The materials on the Wave Creation 20 make me think I’m running in something out of the early 2000s. There’s a mesh base with a bunch of different plastic or vinyl overlays. Despite the overlays, the mesh base of the forefoot and midfoot breathes well. The ankle collar is comfy and the tongue is thick and well-padded. There’s even some padded oval laces right out of the early 2000s. It makes my feet like I’m back in college.
While the multi-layered upper is strong, durable, and supportive, some people will hate it. It’s got an old school runner vibe that is way different than most of today’s knits, weaves, or other paper thin uppers.
Mizuno does make a version of the Wave Creation 20 called the Waveknit C1 (available at Mizuno and Amazon). The outsole and midsole are exactly the same on both shoes. But for an extra $10, the Waveknit C1 offers a knit bootie upper instead of the mesh/overlays of the Wave Creation 20. The knit used is thinner and less structured than what Mizuno used on the Wave Sky Waveknit 3.
Curiously, the Waveknit C1 is actually heavier by half an ounce. I’m not really sure how it’s even possible. The Waveknit C1’s knit bootie features a lot of padding around the collar/top of foot, a large TPU lace closure that doubles as a logo, and a heel pull tab. The forefoot of the Waveknit C1 is more flexible than the Wave Creation 20. Which is nice but the support is much worse. Mizuno tries to offer some stability with foam underlays reinforcing the knit at the toe and forefoot, but it doesn’t stop your foot from sliding over the edge of the footbed when running on uneven ground. Due to the lack of support and the extra weight, I can’t recommend the Waveknit C1 over the Wave Creation 20. But if you have to have knit, at least there’s an option.
The Wave Creation 20 is a true to size running shoe that fits like an early 2000s runner. Bulky, lots of layers, protective, supportive, and comfortable. If that’s the type of fit you want for your everyday training shoe, you’ll really enjoy them.
If you prefer lightweight with minimal support, you’ll want to look at something else. Check out our Running Shoes Reviews for some really good options.
The Mizuno Wave Creation 20 is a solid everyday trainer that’s a bit on the heavy side and reminds me of an early 2000s running shoe. It’s not for everyone. those that like a solid, stable base with a plush upper will enjoy them. The retail price of $170 is way too much. If you love this type of sneaker, wait for them to go on sale before you grab them. You’ll get a lot more value if you can grab them for $130 or less.
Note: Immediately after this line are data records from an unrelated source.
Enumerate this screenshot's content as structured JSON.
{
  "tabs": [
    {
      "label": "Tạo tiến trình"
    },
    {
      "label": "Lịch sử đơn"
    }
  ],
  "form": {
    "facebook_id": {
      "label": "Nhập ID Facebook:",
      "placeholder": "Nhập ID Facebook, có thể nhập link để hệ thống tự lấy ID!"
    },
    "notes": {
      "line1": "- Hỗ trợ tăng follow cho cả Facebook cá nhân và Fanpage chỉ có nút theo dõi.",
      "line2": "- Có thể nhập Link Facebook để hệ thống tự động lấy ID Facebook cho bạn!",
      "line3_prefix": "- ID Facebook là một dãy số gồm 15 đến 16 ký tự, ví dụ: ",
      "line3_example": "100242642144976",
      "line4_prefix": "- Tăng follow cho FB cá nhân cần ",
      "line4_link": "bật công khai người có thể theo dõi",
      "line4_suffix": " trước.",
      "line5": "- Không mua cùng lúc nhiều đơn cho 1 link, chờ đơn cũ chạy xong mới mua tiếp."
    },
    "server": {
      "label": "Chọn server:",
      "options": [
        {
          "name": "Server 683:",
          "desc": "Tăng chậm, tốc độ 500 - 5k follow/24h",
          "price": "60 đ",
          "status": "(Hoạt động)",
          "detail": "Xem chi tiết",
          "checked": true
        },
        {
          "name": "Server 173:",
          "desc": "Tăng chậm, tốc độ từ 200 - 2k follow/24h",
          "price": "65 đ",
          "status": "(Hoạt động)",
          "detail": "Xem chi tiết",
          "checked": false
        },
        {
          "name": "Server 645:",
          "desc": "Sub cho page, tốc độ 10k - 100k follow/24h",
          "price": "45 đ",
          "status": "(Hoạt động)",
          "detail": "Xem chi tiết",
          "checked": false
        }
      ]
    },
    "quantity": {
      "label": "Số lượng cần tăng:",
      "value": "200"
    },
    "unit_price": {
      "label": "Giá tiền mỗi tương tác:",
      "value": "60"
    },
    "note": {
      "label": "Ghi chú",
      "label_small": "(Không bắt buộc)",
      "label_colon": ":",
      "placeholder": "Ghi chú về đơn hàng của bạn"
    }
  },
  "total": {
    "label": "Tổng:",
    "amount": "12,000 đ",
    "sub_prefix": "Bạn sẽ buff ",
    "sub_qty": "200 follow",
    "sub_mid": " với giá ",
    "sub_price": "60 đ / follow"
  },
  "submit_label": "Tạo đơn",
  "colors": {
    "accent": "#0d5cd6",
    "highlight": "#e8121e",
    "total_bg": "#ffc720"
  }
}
Thanks to Mizuno for sending pairs to test. Mizuno was not given any editorial control of the review. This review is based on our weartesters’ experiences using the shoes for speed workouts, trail runs, treadmill training, long runs, casual wear, and more.